It is a pleasure to serve under your chairmanship, Ms Ryan. I rise to speak on behalf of the 8,738 residents in Dulwich and West Norwood who signed the petition in opposition to Prorogation—the eighth-highest proportion of constituents in any constituency in the country—and on behalf of all my constituents, who will be denied their voice and democratic representation as a result of Prorogation today.

It has been argued that Prorogation is normal ahead of a Queen’s Speech, and that only three days of parliamentary time are being lost; we would normally break for conference recess anyway. However, we are not in ordinary times. Brexit has riven our country. We know that the Government’s own analysis shows that there is no version of Brexit that does not inflict damage on the UK economy, and that a no-deal Brexit will deliver a calamity for jobs, the supply of medicine and food, and peace in Northern Ireland. A no-deal Brexit poses a catastrophic threat to so many of the things that our constituents hold dear and on which they depend. To prorogue Parliament at such at time is not normal business; it is an outrage to our democracy.

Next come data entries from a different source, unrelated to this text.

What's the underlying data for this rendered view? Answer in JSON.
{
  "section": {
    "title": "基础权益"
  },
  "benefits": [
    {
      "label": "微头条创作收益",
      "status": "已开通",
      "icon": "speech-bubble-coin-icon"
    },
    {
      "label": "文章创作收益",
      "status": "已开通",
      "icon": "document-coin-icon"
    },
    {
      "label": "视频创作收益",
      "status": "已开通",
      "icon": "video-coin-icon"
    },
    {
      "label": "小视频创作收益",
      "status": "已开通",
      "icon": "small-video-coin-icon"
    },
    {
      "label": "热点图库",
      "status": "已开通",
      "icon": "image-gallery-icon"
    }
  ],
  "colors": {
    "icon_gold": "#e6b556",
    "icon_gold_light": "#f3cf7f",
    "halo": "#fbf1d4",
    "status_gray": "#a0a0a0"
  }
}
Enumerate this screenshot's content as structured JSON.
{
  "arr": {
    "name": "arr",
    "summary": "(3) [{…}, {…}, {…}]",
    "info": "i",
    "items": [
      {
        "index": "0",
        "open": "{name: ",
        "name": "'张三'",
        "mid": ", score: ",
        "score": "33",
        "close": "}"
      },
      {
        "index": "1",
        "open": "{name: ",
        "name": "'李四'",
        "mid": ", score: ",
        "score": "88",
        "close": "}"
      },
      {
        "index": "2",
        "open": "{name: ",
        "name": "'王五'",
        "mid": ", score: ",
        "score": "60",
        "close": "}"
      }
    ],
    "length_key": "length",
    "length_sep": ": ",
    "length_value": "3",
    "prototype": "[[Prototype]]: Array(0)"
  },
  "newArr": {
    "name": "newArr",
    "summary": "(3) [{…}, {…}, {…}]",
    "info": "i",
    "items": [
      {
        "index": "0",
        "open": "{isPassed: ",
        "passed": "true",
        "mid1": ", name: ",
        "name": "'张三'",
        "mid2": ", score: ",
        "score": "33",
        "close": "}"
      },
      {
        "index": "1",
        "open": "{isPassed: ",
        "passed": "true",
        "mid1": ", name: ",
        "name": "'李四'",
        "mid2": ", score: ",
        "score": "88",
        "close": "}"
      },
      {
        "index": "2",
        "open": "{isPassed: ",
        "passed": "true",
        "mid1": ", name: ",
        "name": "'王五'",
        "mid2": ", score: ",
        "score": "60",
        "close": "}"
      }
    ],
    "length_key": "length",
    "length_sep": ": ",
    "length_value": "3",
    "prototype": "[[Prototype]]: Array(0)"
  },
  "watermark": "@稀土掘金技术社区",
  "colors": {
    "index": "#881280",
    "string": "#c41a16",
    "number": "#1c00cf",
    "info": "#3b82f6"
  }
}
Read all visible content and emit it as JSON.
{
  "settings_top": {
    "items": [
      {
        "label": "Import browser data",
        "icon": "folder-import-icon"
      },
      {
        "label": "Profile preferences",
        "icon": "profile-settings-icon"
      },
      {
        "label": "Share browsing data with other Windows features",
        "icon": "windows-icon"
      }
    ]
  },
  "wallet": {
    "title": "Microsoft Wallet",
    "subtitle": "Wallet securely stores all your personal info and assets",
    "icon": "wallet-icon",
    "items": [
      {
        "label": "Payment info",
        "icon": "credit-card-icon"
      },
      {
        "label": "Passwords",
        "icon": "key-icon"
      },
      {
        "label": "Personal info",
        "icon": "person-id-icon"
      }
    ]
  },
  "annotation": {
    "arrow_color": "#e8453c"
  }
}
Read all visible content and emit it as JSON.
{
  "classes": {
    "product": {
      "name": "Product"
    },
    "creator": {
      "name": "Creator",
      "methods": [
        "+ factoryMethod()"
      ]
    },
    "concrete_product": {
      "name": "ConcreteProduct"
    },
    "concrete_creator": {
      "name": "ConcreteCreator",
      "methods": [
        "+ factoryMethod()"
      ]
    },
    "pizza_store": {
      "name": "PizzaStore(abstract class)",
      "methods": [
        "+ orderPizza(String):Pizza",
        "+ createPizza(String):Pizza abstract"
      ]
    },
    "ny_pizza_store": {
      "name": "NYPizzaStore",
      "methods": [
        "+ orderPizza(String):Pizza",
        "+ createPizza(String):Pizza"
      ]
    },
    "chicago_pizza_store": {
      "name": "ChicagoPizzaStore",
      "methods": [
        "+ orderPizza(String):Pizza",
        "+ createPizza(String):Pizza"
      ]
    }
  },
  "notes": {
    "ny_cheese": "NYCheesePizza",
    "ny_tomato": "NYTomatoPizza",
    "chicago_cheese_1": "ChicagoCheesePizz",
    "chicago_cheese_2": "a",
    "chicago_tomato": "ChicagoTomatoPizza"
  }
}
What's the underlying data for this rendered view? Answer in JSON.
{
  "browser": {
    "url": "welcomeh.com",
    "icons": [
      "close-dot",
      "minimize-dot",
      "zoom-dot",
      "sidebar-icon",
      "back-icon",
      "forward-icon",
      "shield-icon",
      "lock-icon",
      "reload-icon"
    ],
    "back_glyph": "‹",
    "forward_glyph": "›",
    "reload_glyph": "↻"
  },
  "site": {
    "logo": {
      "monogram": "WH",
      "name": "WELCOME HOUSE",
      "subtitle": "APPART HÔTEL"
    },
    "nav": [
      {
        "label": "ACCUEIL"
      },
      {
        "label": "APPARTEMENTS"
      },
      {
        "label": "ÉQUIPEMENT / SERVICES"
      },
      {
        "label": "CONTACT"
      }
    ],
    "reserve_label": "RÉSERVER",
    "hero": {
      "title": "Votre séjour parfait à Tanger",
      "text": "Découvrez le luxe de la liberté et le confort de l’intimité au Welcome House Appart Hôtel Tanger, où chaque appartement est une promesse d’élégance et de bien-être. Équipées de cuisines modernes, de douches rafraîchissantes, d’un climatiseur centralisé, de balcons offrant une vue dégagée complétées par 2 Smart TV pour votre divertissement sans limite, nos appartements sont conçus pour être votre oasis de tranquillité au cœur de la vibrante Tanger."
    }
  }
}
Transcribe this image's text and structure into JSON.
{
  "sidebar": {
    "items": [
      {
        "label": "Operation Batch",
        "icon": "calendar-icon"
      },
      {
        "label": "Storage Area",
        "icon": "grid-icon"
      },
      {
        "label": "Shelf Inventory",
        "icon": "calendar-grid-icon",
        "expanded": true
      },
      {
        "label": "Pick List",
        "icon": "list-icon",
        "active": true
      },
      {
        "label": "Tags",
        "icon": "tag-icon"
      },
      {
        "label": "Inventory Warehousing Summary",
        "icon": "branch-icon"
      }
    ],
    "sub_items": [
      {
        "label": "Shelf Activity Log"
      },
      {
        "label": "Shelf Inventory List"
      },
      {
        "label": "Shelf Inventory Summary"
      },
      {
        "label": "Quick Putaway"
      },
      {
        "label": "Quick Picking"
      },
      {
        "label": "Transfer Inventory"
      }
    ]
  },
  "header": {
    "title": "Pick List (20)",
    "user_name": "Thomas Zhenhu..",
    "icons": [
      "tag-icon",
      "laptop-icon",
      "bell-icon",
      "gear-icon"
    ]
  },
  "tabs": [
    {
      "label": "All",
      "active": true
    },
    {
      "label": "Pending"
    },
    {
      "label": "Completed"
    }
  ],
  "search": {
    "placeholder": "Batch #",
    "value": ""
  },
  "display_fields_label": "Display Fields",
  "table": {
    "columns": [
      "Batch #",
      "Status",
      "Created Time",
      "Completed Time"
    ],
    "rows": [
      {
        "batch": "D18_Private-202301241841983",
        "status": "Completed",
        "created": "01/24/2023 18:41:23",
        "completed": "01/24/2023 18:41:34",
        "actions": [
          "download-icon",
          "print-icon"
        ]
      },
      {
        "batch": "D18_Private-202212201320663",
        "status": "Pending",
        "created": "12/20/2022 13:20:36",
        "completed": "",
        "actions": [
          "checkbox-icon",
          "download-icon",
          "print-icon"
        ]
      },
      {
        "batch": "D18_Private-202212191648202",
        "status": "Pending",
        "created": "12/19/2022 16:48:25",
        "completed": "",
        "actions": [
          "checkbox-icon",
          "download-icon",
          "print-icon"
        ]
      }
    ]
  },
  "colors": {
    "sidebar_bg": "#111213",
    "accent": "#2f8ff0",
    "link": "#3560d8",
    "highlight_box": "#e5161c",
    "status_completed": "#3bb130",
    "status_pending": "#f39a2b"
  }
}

My constituents voted overwhelmingly—77%—to remain in the European Union. I represent one of the most diverse constituencies in the country. We are internationalist and celebrate diversity. Our values are European values. The strength of feeling in my constituency of Dulwich and West Norwood has not diminished since 2016; it has strengthened and deepened. Since June 2016, however, 77% of my constituents and 48% of voters across the country have been told that we must be quiet, and that our views no longer matter. Even in the face of evidence that Vote Leave broke the law to an extent that might have been sufficient to influence the result of the referendum, we have been told that we must be quiet. We have been told that we must be silent in the face of evidence of the impact of Brexit, which was never discussed during the referendum campaign—most notably, the impact on the Good Friday agreement and peace in Northern Ireland. We have been told to be silent as the definition of Brexit, which was not discussed during the 2016 referendum, has become ever more reckless, right wing and extreme.

That is not how democracy works. It is never the case that, when we vote in a referendum or general election in this country, people who were on the losing side must simply change their views and acquiesce to those who won. It is never the case that, when we vote in an election in this country, everyone’s views are static from that point on for evermore. In our democracy, it is always the case that orderly discussion and debate continue in this Parliament—it is how we resolve our differences—and that we reflect on the result of a vote, on its consequences and impacts, and on what should happen next.

To shut down debate at this time—the House has not voted on the dates of conference recess, and extensive representations were made to the Prime Minister over the summer that Parliament should be recalled—is an insult to my constituents and an outrage to our democracy.

Paul Scully spoke of the times when business has finished early and we have not had matters to debate before us, but the Prime Minister has not brought any solutions to Brexit to this House for discussion and debate. He wants to close down debate in this place to force through a reckless no-deal Brexit that will inflict harm on constituents across the country. That is irresponsible and will drive even more division through our country.